RECORD SET Start Marker

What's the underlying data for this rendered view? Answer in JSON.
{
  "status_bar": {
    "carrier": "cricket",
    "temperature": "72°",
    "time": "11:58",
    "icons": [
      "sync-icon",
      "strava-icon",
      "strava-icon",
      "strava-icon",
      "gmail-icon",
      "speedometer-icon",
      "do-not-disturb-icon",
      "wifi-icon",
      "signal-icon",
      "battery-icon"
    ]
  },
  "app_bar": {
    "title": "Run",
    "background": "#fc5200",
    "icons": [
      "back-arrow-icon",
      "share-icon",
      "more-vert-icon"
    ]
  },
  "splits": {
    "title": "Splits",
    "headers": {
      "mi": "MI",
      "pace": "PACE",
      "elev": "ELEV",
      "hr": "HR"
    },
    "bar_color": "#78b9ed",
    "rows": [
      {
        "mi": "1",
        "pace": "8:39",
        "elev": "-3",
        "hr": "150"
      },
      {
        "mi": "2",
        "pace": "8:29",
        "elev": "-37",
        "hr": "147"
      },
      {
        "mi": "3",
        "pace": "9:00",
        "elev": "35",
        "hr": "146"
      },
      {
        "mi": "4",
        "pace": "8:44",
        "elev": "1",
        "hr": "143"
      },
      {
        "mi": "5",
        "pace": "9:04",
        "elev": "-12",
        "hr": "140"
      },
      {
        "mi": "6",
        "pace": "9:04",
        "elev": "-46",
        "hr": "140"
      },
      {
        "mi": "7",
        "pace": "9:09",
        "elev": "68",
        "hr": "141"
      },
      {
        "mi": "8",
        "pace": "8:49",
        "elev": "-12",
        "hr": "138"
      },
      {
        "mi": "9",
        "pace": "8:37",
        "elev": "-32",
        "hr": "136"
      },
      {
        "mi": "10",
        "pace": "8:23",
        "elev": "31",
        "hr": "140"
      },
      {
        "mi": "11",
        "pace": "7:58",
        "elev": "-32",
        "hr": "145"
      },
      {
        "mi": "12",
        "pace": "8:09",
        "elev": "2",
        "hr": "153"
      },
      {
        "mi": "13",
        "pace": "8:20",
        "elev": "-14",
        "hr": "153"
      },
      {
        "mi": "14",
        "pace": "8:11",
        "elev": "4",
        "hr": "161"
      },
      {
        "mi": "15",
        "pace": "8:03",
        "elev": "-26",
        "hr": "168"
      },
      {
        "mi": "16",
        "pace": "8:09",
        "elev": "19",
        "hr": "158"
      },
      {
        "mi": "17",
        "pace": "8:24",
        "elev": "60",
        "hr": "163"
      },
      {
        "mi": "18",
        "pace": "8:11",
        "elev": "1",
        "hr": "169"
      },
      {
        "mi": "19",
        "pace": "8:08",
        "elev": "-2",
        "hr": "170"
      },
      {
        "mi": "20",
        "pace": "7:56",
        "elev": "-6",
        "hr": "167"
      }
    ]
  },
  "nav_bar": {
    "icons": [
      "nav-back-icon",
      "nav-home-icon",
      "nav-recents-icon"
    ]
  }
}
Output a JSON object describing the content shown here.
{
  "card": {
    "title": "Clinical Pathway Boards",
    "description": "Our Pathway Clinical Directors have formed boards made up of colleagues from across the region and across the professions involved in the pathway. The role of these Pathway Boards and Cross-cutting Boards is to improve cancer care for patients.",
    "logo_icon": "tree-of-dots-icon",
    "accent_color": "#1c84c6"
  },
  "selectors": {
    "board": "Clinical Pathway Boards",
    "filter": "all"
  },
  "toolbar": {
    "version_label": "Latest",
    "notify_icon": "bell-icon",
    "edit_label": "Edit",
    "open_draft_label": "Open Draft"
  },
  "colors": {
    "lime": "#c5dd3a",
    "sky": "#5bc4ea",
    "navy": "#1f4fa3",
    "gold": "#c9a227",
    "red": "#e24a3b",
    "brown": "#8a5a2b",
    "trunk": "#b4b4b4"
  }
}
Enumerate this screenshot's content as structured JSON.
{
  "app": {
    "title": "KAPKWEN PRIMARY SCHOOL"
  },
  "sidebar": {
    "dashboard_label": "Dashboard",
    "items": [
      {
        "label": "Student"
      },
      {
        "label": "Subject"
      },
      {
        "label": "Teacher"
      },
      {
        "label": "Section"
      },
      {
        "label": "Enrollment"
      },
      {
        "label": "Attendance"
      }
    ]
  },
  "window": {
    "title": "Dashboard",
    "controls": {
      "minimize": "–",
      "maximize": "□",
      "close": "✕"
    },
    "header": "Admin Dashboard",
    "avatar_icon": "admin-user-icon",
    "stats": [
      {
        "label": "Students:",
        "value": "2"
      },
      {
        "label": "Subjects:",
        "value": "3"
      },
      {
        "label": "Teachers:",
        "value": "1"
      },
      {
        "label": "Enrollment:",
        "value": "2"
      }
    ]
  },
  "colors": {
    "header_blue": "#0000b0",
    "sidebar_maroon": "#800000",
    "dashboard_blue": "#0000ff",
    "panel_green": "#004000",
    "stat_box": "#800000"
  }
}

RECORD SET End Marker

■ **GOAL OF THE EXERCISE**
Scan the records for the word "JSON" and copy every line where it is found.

■ **WRITTEN RESPONSE**
What's the underlying data for this rendered view? Answer in JSON.
Output a JSON object describing the content shown here.
Enumerate this screenshot's content as structured JSON.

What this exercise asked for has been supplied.